It is predicted Japan's population will start to decrease around the beginning of the 21st century for the first time after the end of World War II. The environment has been continuously changing for social security, including an increase in the number of households comprised of only one person, further diversification of family compositions, changes in lifestyle or in people's ways of thinking, and changes in economic situations.Future social changes will require the adjustment of the entire social security systems, in addition to the review of the ways to share burdens and benefits among different generations. The social security systems are becoming more important as social support given to the lives of individuals that tend to be unstable under the pressure for the reform of Japan's traditional economic system. At the same time, it is also necessary to pursue more efficiency in the social security systems that have been expanding their scales in national economy.
(Aim of Chapter 4)
Taking the aforementioned matters into considerations, Chapter 4 proposes the important points of views in examining the social security systems towards the following goals. The goals are to remove excessive uneasiness about the future of the systems; to renovate the concepts concerning social security burdens and the aging society in the 21st century; and to support the future social security systems based on the efforts of every member of society.
First of all, both on the household and national economy levels, the burdens imposed in Japan surrounding social security benefits have been relatively small compared with those imposed in the United States or in Europe.
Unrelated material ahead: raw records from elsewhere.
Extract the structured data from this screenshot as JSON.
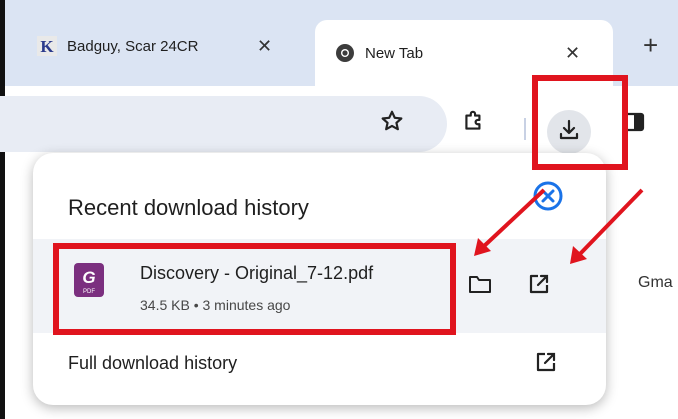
{
  "tabs": [
    {
      "title": "Badguy, Scar 24CR",
      "close": "✕",
      "active": false
    },
    {
      "title": "New Tab",
      "close": "✕",
      "active": true
    }
  ],
  "new_tab_label": "+",
  "download_panel": {
    "header": "Recent download history",
    "file": {
      "name": "Discovery - Original_7-12.pdf",
      "meta": "34.5 KB • 3 minutes ago",
      "icon_label": "PDF"
    },
    "full_history": "Full download history"
  },
  "page_right_text": "Gma",
  "colors": {
    "highlight": "#e0141e",
    "tabstrip": "#dbe4f3",
    "close_circle": "#1a73e8",
    "pdf_icon": "#7b2f7f"
  },
  "icons": {
    "bookmark": "star-icon",
    "extensions": "puzzle-icon",
    "downloads": "download-icon",
    "side_panel": "side-panel-icon",
    "folder": "folder-icon",
    "open": "open-external-icon"
  }
}
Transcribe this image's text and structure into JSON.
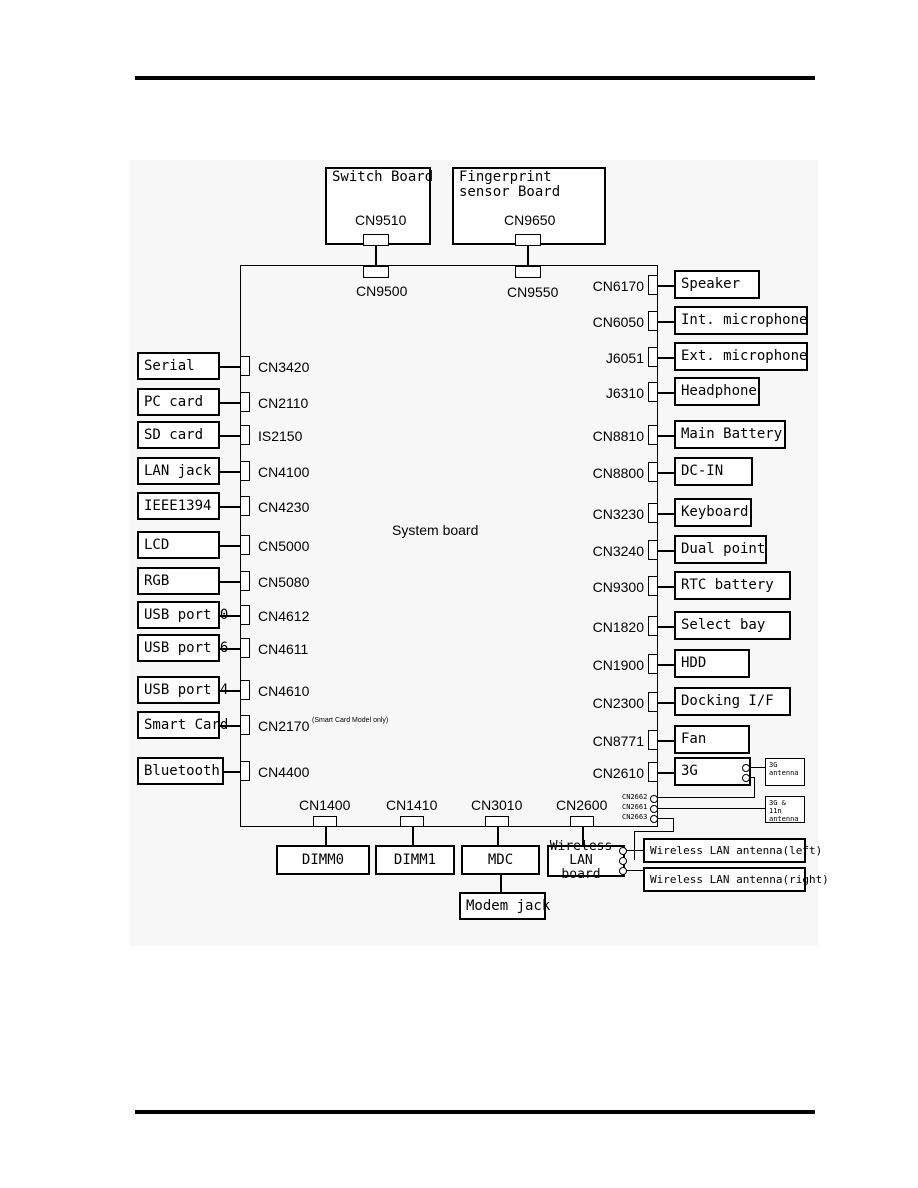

Even if the social security systems are revised as appropriate in the future, the burdens will never set to be extremely heavy. Besides the burdens are always reduced to benefits in the national life.
Second, in the 21st century, the first baby boom generation after World War II will join the older generations.The baby boom generation is expected to change the image of the aging society as a new elderly group. The "new older generation" is comprised of people who have diversified knowledge, values, experience and skills, and they will lend realism to the concept of "active aging society" or of "ageless society (society in which people are not classified according to their ages). It is expected that the older generations will play important roles in supporting the society instead of being supported by the society.
Third, the Chapter proposes the following five viewpoints for the consideration of the desirable social security systems.
- (1) Need of strengthening the social security systems as the infrastructure (social capital) for people to lead a stable life
- (2) Reestablishment of social solidarity among people through reviewing the ways to share benefits and burdens among different generations
- (3) Need of building social security systems in response to the decreasing birthrate and the changes in family forms
- (4) Promotion of the efficient and effective social security administration by the unification of the social security systems and by the strengthening of the integration and linkage between the health/welfare and the labor administrations
- (5) Promotion of community development and activation of local areas by the improvement of welfare services
Social security ensures stable lives in the socioeconomic situations of the 20th century by giving social support to people against the difficulties that they cannot solve as an individual or that they cannot overcome in an efficient manner. It can be said that social security is a product made by the ingenuity of the entire society. Understanding and cooperation among each member of society support social security based on the spirit of mutual support and solidarity. To keep ensuring stability in individual lives and a sense of assurance in society, it is important for every member of society to support the social security systems towards further expansion and development.